Our Village of 100 can work for better future

We live in a great community. But we can’t get complacent and start to think that everything is going great for everyone.

We live in a great community. But we can’t get complacent and start to think that everything is going great for everyone.

The Village of 100 snapshot from Social Planning Cowichan that we published in our Wednesday edition gives us a lot of interesting, and sometimes sobering, information in one quick look.

Some things were troubling.

The employment box, for instance tells us that just more than 60 per cent of people in the Valley are working, in any capacity. Some of that is only part-time. While children and seniors who have retired make up a chunk of that remaining approximately 30 per cent, that still leaves many people without work.

Employment is a big deal because it impacts a lot of other areas of life.

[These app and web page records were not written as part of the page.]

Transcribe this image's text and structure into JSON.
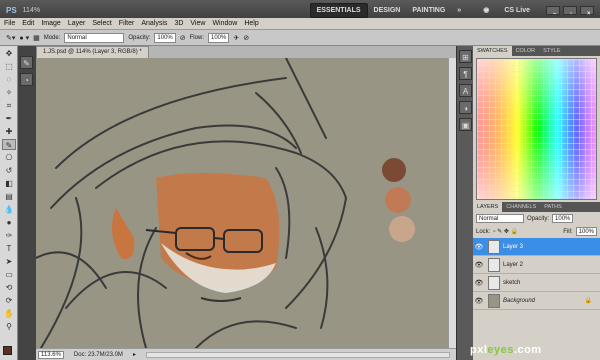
{
  "app": {
    "logo": "PS",
    "zoom": "114%"
  },
  "workspaces": [
    "ESSENTIALS",
    "DESIGN",
    "PAINTING",
    "»"
  ],
  "cslive": "CS Live",
  "menu": [
    "File",
    "Edit",
    "Image",
    "Layer",
    "Select",
    "Filter",
    "Analysis",
    "3D",
    "View",
    "Window",
    "Help"
  ],
  "options": {
    "mode_label": "Mode:",
    "mode_value": "Normal",
    "opacity_label": "Opacity:",
    "opacity_value": "100%",
    "flow_label": "Flow:",
    "flow_value": "100%"
  },
  "document": {
    "tab_title": "1.JS.psd @ 114% (Layer 3, RGB/8) *",
    "status_zoom": "113.6%",
    "status_doc": "Doc: 23.7M/23.0M"
  },
  "panels": {
    "top_tabs": [
      "SWATCHES",
      "COLOR",
      "STYLE"
    ],
    "layer_tabs": [
      "LAYERS",
      "CHANNELS",
      "PATHS"
    ],
    "blend_mode": "Normal",
    "opacity_label": "Opacity:",
    "opacity_value": "100%",
    "lock_label": "Lock:",
    "fill_label": "Fill:",
    "fill_value": "100%",
    "layers": [
      {
        "name": "Layer 3",
        "selected": true
      },
      {
        "name": "Layer 2",
        "selected": false
      },
      {
        "name": "sketch",
        "selected": false
      },
      {
        "name": "Background",
        "selected": false
      }
    ]
  },
  "colors": {
    "foreground": "#5c2f22",
    "canvas": "#999585",
    "accent": "#3a8ee6"
  },
  "canvas_swatches": [
    "#7a4a34",
    "#c07a55",
    "#c9a58c"
  ],
  "footer": {
    "main": "pxl",
    "accent": "eyes",
    "tail": ".com"
  }
}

Money that one earns through work pays for a roof over our heads, food on the table, and clothing on our backs.

The more people with work, the better.

The Income box was also interesting, noting as it did that a huge proportion of people living in Cowichan are subsisting on less than $30,000 per year, while a small proportion are doing very well for themselves.

It’s noteworthy that those with an income greater than $125,000 worked out to exactly one per cent. One cannot help but think of the 99 per cent movements that swept through the U.S. and Canada a couple of years ago, and still resonate today. Their basis was to protest the concentration of the vast majority of our nations’ wealth in the hands of just a small elite — one per cent.

Of course, that movement wasn’t talking about people who made a mere $125,000 per year — they were talking millions, even billions of dollars.

But our one per cent is still worth a look, particularly when considered against the 30 per cent struggling to make ends meet. Twenty-six per cent of Valley residents are spending more than 30 per cent of their income on housing alone. It’s a clear indication of just how unaffordable life is for many.

It’s also interesting to see what a car-dependent community we are, with 51 per cent of us driving to work. That’s a lot of cars on the road. We are a long way from a green transportation hub.

It’s also pretty shocking that in 2016 a full three per cent of people don’t have enough food to eat, while four per cent don’t have clean water.

What needs to happen is that we take this information and use it to improve people’s lives — the lives of our friends and neighbours.

These issues won’t be solved overnight. Some will need to be addressed in conjunction with various levels of government.

But having the information is a good start.

Cowichan Valley Citizen